Amnesty and Mobigameâ??s Bulletproof

Amnesty and Mobigameâ??s Bulletproof
Aaron Lee

By Aaron Lee

May 20th 2011 at 2:00PM

Amnesty and Mobigame discuss the genesis of their fundraising app

Social and mobile games are increasingly being used as low-cost marketing, and non-commercial organisations are also beginning to recognise their benefits.

Human rights organisation Amnesty International released an app last month to help preserve its financial independence, as well as make a political statement.

Bulletproof was developed by French studio Mobigame - creator of hit iOS game Edge that was the subject of a trademark dispute - to mark Amnesty’s 50th anniversary. The goal is to stop the bullets fired by a firing squad from shooting a man condemned to death.

“In the context of our 50th anniversary, we wanted to involve further a large audience in our fight so we created an interactive experience (on the web and mobile) to give the public an opportunity to act concretely.
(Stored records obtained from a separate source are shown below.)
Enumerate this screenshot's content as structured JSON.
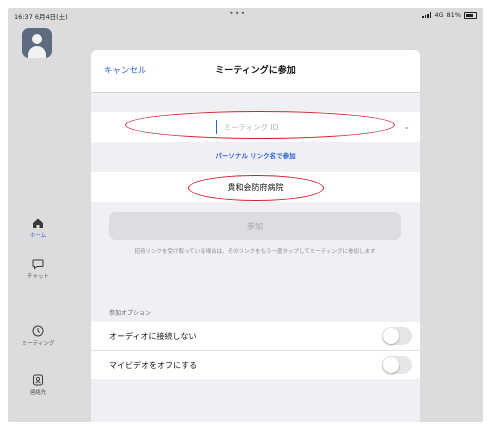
{
  "status_bar": {
    "time": "16:37",
    "date": "6月4日(土)",
    "dots": "•••",
    "network": "4G",
    "battery": "81%"
  },
  "sidebar": {
    "items": [
      {
        "label": "ホーム",
        "icon": "home-icon",
        "active": true
      },
      {
        "label": "チャット",
        "icon": "chat-icon"
      },
      {
        "label": "ミーティング",
        "icon": "clock-icon"
      },
      {
        "label": "連絡先",
        "icon": "contacts-icon"
      }
    ]
  },
  "modal": {
    "cancel_label": "キャンセル",
    "title": "ミーティングに参加",
    "meeting_id_placeholder": "ミーティング ID",
    "personal_link_label": "パーソナル リンク名で参加",
    "display_name_value": "貴和会防府病院",
    "join_label": "参加",
    "note": "招待リンクを受け取っている場合は、そのリンクをもう一度タップしてミーティングに参加します",
    "options_header": "参加オプション",
    "options": [
      {
        "label": "オーディオに接続しない",
        "on": false
      },
      {
        "label": "マイビデオをオフにする",
        "on": false
      }
    ]
  },
  "colors": {
    "accent": "#2d63d6",
    "annotation": "#d4202a"
  }
}
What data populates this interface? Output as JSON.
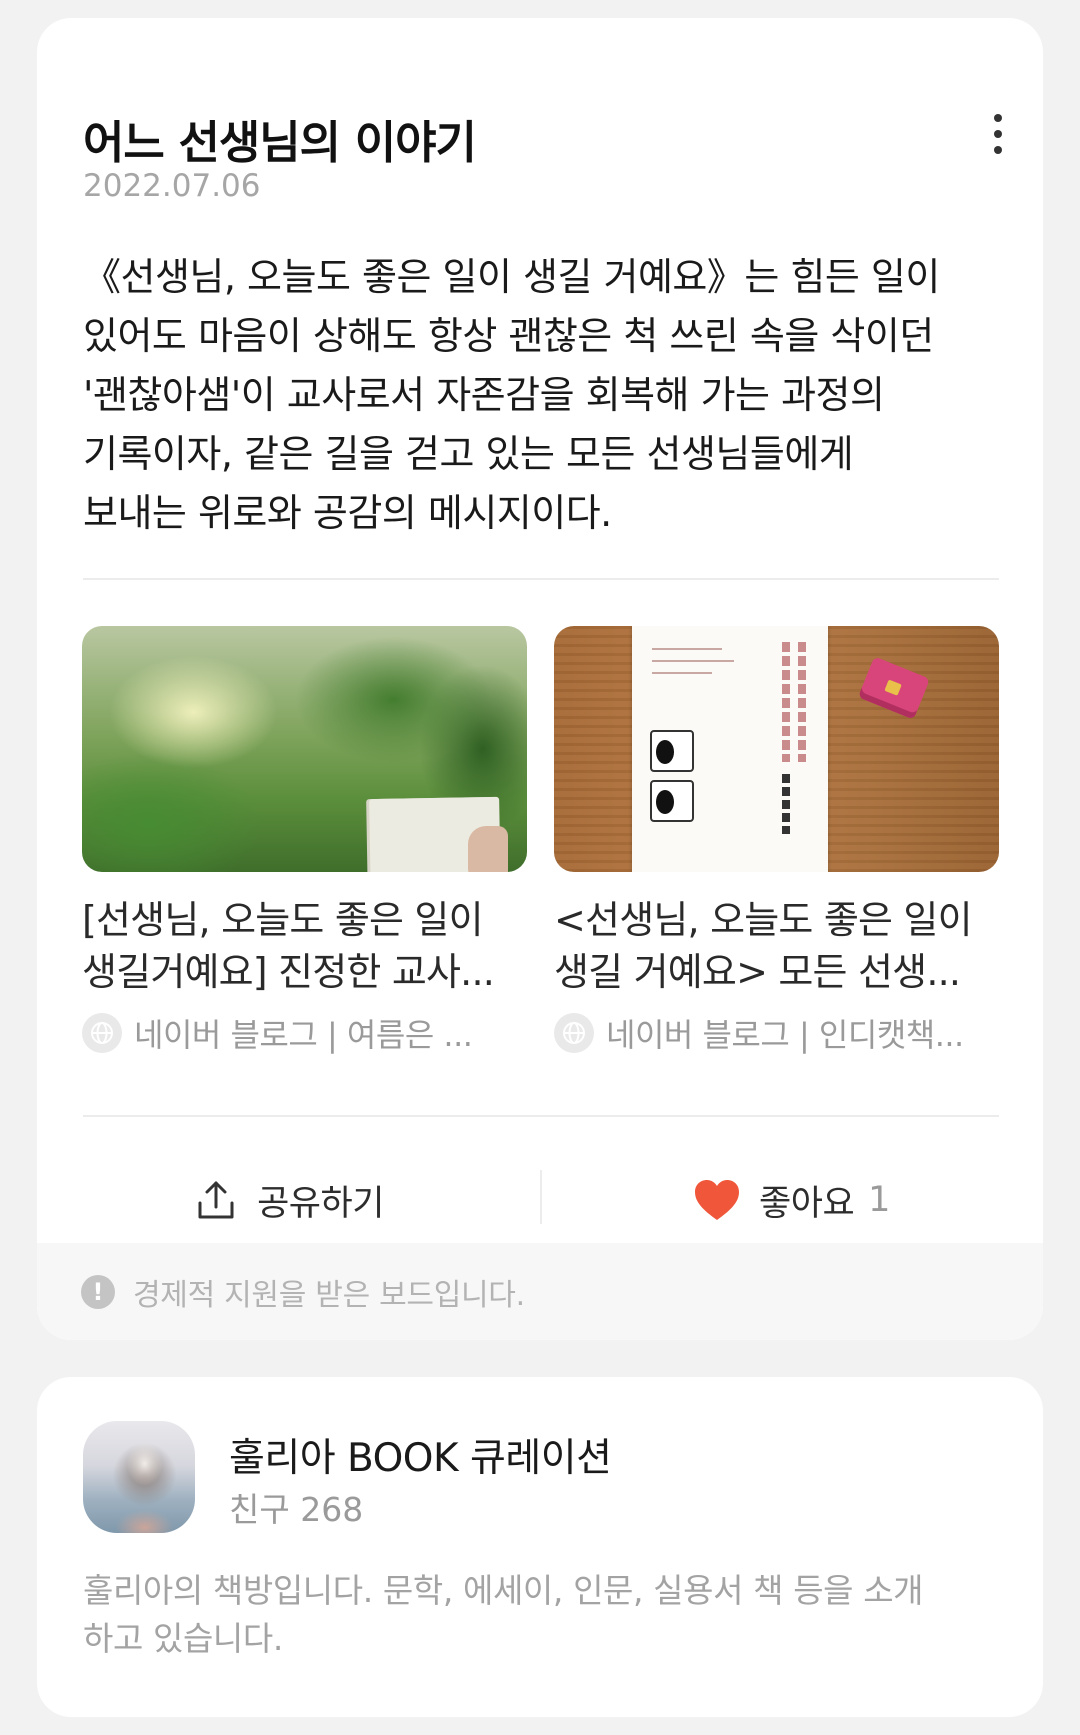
{
  "post": {
    "title": "어느 선생님의 이야기",
    "date": "2022.07.06",
    "body_lines": [
      "《선생님, 오늘도 좋은 일이 생길 거예요》는 힘든 일이",
      "있어도 마음이 상해도 항상 괜찮은 척 쓰린 속을 삭이던",
      "'괜찮아샘'이 교사로서 자존감을 회복해 가는 과정의",
      "기록이자, 같은 길을 걷고 있는 모든 선생님들에게",
      "보내는 위로와 공감의 메시지이다."
    ],
    "more_icon": "more-vertical-icon"
  },
  "links": [
    {
      "title_lines": [
        "[선생님, 오늘도 좋은 일이",
        "생길거예요] 진정한 교사..."
      ],
      "source": "네이버 블로그 | 여름은 ...",
      "icon": "globe-icon"
    },
    {
      "title_lines": [
        "<선생님, 오늘도 좋은 일이",
        "생길 거예요> 모든 선생..."
      ],
      "source": "네이버 블로그 | 인디캣책...",
      "icon": "globe-icon"
    }
  ],
  "actions": {
    "share_label": "공유하기",
    "share_icon": "share-icon",
    "like_label": "좋아요",
    "like_count": "1",
    "like_icon": "heart-icon"
  },
  "notice": {
    "text": "경제적 지원을 받은 보드입니다.",
    "icon": "info-icon"
  },
  "profile": {
    "name": "훌리아 BOOK 큐레이션",
    "friends": "친구 268",
    "description_lines": [
      "훌리아의 책방입니다. 문학, 에세이, 인문, 실용서 책 등을 소개",
      "하고 있습니다."
    ]
  },
  "colors": {
    "background": "#f2f2f2",
    "card": "#ffffff",
    "heart": "#f0573a",
    "muted_text": "#9a9a9a"
  }
}
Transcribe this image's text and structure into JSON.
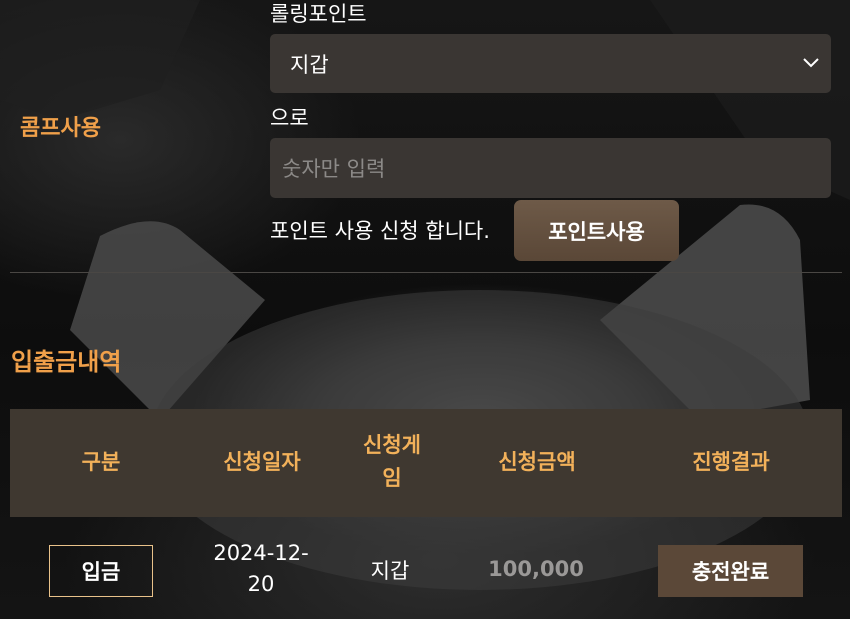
{
  "comp_section": {
    "label": "콤프사용",
    "rolling_label": "롤링포인트",
    "select": {
      "selected": "지갑"
    },
    "to_label": "으로",
    "amount_input": {
      "placeholder": "숫자만 입력",
      "value": ""
    },
    "apply_text": "포인트 사용 신청 합니다.",
    "apply_button": "포인트사용"
  },
  "history": {
    "title": "입출금내역",
    "columns": [
      "구분",
      "신청일자",
      "신청게임",
      "신청금액",
      "진행결과"
    ],
    "rows": [
      {
        "type": "입금",
        "date": "2024-12-20",
        "game": "지갑",
        "amount": "100,000",
        "result": "충전완료"
      }
    ]
  },
  "colors": {
    "accent": "#f0a04a",
    "header_text": "#f2b15a",
    "input_bg": "#3a3633",
    "button_bg": "#6e5a48",
    "table_header_bg": "#3f3830"
  },
  "icons": {
    "select_arrow": "chevron-down-icon"
  }
}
But we wanted something new, far away from the traditional fundraising ecosystem, perceived as complicated and procedural,” says Arnaud Humblot, account executive at Amnesty International France.
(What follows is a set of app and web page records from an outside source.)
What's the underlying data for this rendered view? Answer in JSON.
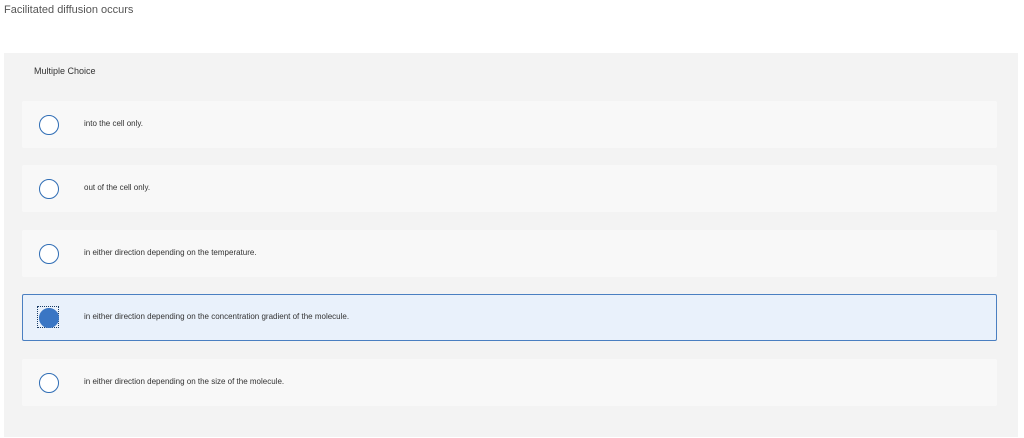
{
  "question": {
    "text": "Facilitated diffusion occurs"
  },
  "panel": {
    "header": "Multiple Choice",
    "selected_index": 3,
    "options": [
      {
        "label": "into the cell only."
      },
      {
        "label": "out of the cell only."
      },
      {
        "label": "in either direction depending on the temperature."
      },
      {
        "label": "in either direction depending on the concentration gradient of the molecule."
      },
      {
        "label": "in either direction depending on the size of the molecule."
      }
    ]
  },
  "colors": {
    "accent": "#3a76c4",
    "selected_bg": "#e9f1fb",
    "panel_bg": "#f3f3f3"
  }
}
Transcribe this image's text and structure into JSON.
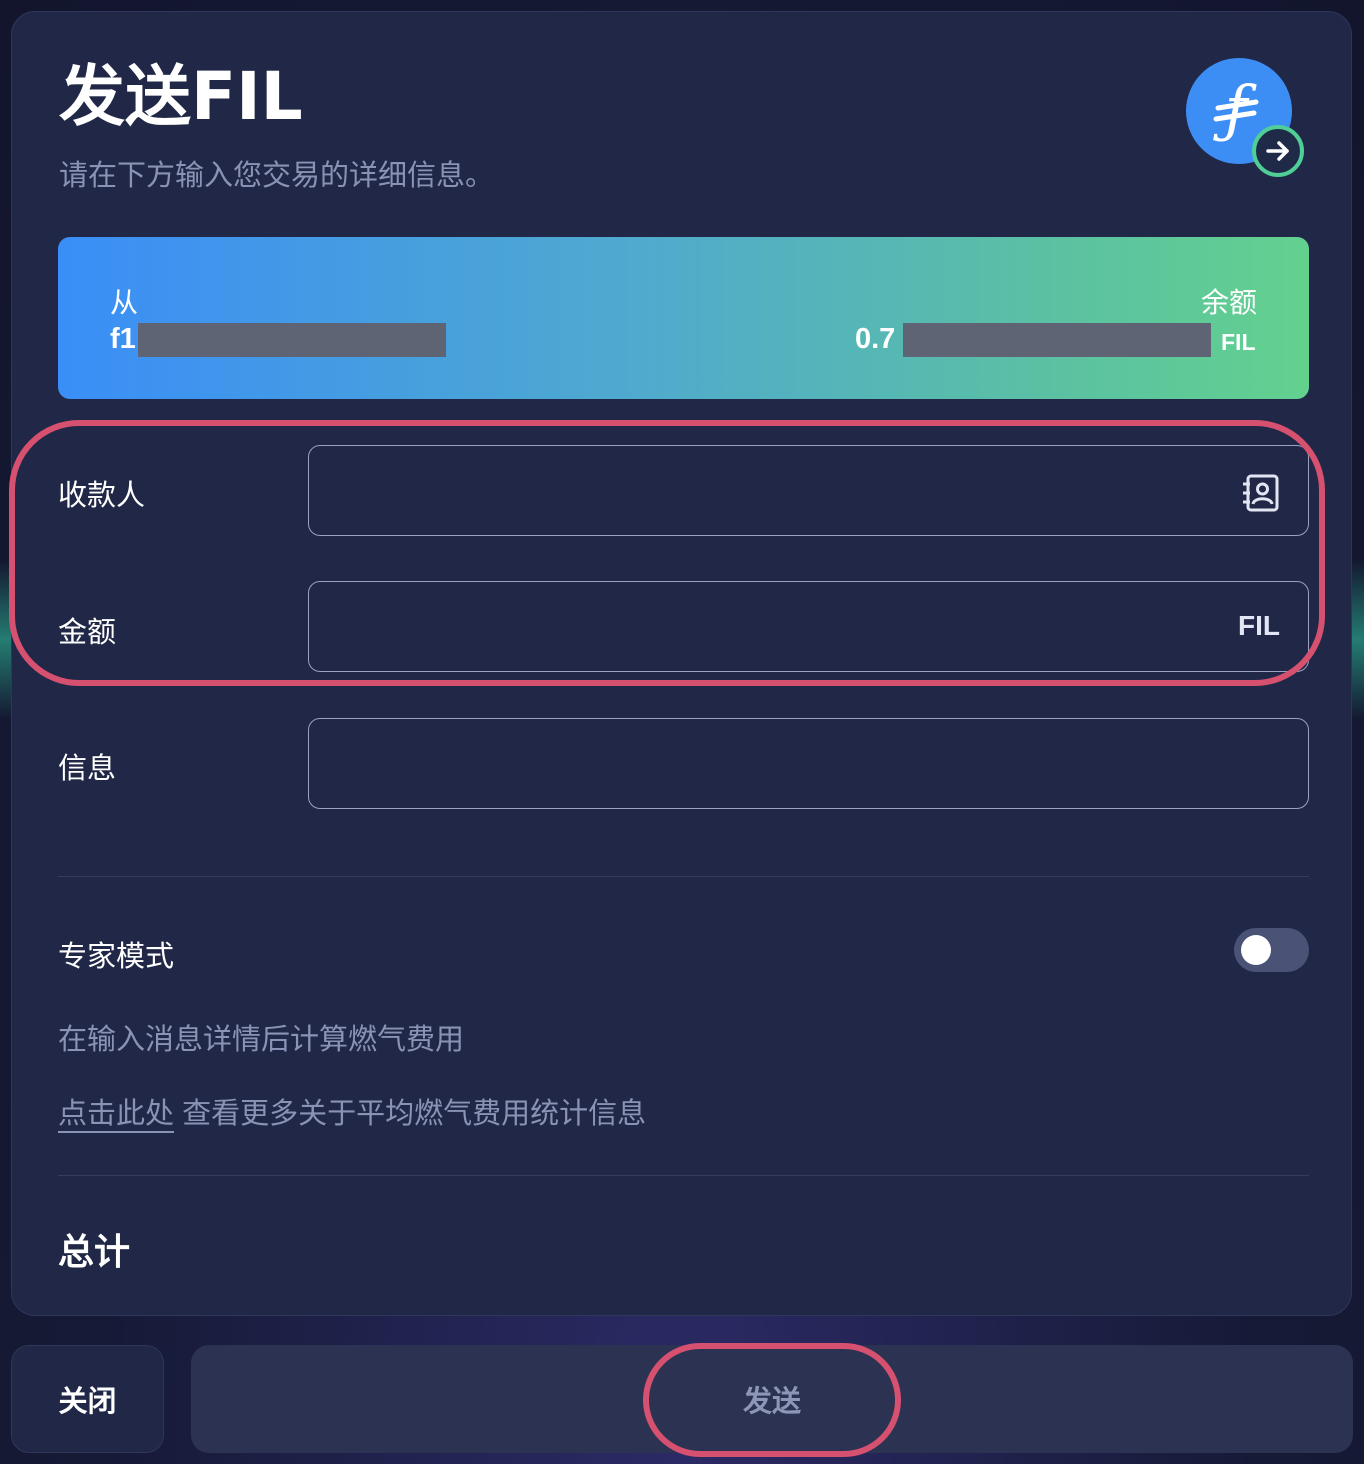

“The project was to use the App Store for the first time to raise funds by downloading Bulletproof for $0.99 (£0.59).”

The human rights body asked advertising agency La chose [‘The thing’], based in Paris, to find the right studio for the job, and it settled on Mobigame for two reasons.

“Our advertising agency La chose wanted two things to choose the studio: a strong involvement for our cause, including big financial efforts, and know-how to create ‘hit’ apps, like Edge, for example,” says Humblot.

POCKET PACIFISTS

Bulletproof’s core game idea of stopping bullets to save a human life was designed by La chose in October 2010. It was then that the agency approached Mobigame.

“They wanted to make your iPhone a weapon to fight for human rights, by giving money directly to Amnesty International. Amnesty approved this concept, and La chose asked us if we were interested to make it. Of course, we wanted to help Amnesty, and we made the game for free, it’s our gift to the cause,” says David Papazian, CEO of Mobigame.

“Amnesty wanted to save the prisoner’s life, not to make him survive as long as possible, that’s why the game is sliced into levels. Pass a level and you save a life. Also we had some issues with the broken glass effect when you fail to stop the bullets.

“Apple did not want us to use it in the pack shot for the marketing, because, the iPhone itself could be seen as ‘breakable’. Other than that, Apple helped us a lot with some other technical issues, and we just did the best possible game with this concept. We are all very proud of the result.”

RAISING AWARENESS THROUGH INTERACTIVITY

Using downloadable games as a source of fundraising and digital activism is a growing trend. Animal rights organisation PETA has previously used web-based Flash games to draw attention to their cause with satires of Cooking Mama and Super Meat Boy.

Does Amnesty International intend to commission more games in future to help spread awareness of its human rights campaigns?

“It’s too early to answer,” says Humblot, “we need first to study the results of Bulletproof, but we think more about a generic app calling for action than another game. But obviously, these new technologies have a huge potential to help us spreading awareness of our fight.”

The tremendous reach of digital distribution platforms, like the App Store, does mean the mere presence of apps of any kind produced for organisations or campaigns could result in greater awareness.

But while Papazian too is unsure about the effectiveness of spreading awareness through games, he does feel that games offer the means to present an engaging message that will get people talking.

“I don’t know if games are useful for spreading awareness about campaigns. I think that the goal here was to make people talk about it. You often have to kill people in video games, but in this one, you can see the violence of an execution, except that you have to save a life. In the end it’s a metaphor. Spend a dollar and Amnesty will stop human rights violation, like you are stopping bullets,” he says.

“Many people understand it and like the idea. Some others are shocked. It also shows some absurdities. It seems that people who are shocked prefer to play to Call of Duty because it’s easier to kill innocent people in a virtual world, than trying to save people in the real world.

“It’s like if they were saying ‘how dare you to make a toy to remind me that I did absolutely nothing to save those people?’. But the good thing is they are all talking about Amnesty International, so we believe the campaign is a success. A video game is a piece of art, and like books or movies, they can help to spread awareness about some issues.”

Bulletproof is available now from the App Store.